   Fluer Ring, official mule skinner for ZX company, was down from Paisley last week and returned with a large load of grain for winter use. Flour appears here but rarely, which makes his visits all the more welcome when he arrives.
   Mr. and Mrs. Tom Sullivan, of the Plush Hotel were in town this past week. It is considerable pleasure that we look forward to a visit from this charming couple, who are known to all the boys and who have made life pleasant for them in many ways.
   Con Taylor and Pat Dune, partners in the sheep business, recently put through a a business deal whereby their band was reduced to extent of 800 two year old wethers. The stock were sold to Frank Bloomingcamp, the Merrill buyer, and the price received was $3.50 per head.
   Dave Jones who's name has appeared at other times in the columns of this paper , left October 22nd for Sacramento to Accompany several carloads of lambs sold by    Charles Sherlock to George Swanton. Henry Newell, Jr. of this city, was with him on this trip
   Jack Kellaher was another of the many sheep men who visited town during October. Jack is usually too busy to remain here for more than a day or two at a time and recent visit was no exception to the usual rule.
   Bill McCormack he is of the portly form was another of the many sheep men from Paisley who visited in October.
   Michael P. J. Barry was a visitor this past week, on a brief business visit. He expects to winter his sheep in the vicinity of Guano Valley.
   Bill Denahy, a partner with Jim Barry in the sheep business, was one of the many boys who paid his respects to town during the month.
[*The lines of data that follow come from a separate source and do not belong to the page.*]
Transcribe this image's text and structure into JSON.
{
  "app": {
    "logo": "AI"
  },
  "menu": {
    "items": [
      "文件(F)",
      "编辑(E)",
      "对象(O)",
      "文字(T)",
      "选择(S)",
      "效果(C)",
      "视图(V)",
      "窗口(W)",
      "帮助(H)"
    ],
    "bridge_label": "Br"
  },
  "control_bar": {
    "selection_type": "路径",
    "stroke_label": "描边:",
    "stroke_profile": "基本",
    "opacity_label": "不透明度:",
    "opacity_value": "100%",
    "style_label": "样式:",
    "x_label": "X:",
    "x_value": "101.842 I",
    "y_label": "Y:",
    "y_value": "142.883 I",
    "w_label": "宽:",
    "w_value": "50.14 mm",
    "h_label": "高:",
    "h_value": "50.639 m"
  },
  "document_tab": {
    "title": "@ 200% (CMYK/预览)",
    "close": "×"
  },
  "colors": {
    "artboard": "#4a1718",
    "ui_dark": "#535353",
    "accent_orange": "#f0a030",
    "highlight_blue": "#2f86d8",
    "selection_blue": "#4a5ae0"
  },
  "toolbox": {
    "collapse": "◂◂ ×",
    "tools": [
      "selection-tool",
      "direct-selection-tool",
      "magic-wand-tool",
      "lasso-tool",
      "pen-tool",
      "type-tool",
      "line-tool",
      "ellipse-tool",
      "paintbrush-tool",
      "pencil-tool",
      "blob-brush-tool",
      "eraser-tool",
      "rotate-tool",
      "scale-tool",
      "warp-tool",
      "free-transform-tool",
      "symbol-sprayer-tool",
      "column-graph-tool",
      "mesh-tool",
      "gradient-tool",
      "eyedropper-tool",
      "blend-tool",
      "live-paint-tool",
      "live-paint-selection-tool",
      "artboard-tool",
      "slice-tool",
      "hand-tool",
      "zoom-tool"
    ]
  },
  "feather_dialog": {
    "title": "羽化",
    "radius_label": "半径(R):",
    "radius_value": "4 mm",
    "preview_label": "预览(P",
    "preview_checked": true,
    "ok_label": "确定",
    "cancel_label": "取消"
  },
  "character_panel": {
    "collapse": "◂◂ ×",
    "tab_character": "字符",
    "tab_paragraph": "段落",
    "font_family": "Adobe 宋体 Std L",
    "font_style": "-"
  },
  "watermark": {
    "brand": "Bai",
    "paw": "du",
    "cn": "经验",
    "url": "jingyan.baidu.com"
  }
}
   Frank Moynihan and Bill Ahern both of whom are experts in the sheep business, September 18th, purchased from Pat Angland and his lease in the Quinlan & Lynch sheep. The News takes this opporunity of wishing both of the purchasers much success in there new venture.
   Jack Bresnahan and Con Sullivan, who are partners in the sheep business, last week, sold 700 head of ewes to Jack Flynn and Jack Leary, the price paid Mr, Bresnahan being $4.74 per head, for his share. The sheep were separated and counted at Camais Prairie.
   Mike O'Sullivan got busy several days ago and bought 50 head of fine bucks from George Fitzgerald. The Price paid was $10 per head.
   Charles Sherlock and Dennis O'Conner, last week sold 2500 head of "course wool" lambs to Mr. Degen, The Salt Lake buyer, price paid being $3.35 per head. The sheep were delivered at Lakeview.
   Walter Sherlock, the Alturas sheepman, last week sold 3000 head of "course wool" lambs to Mr. Degan, price paid being $3.60 per head, delivery to be made at Madeline, California.
   Philip S. Barry, the local Sheepman returned several weeks ago from San Francisco where he remained for a short time as the guest of his aunt, Mrs. Kerrigan.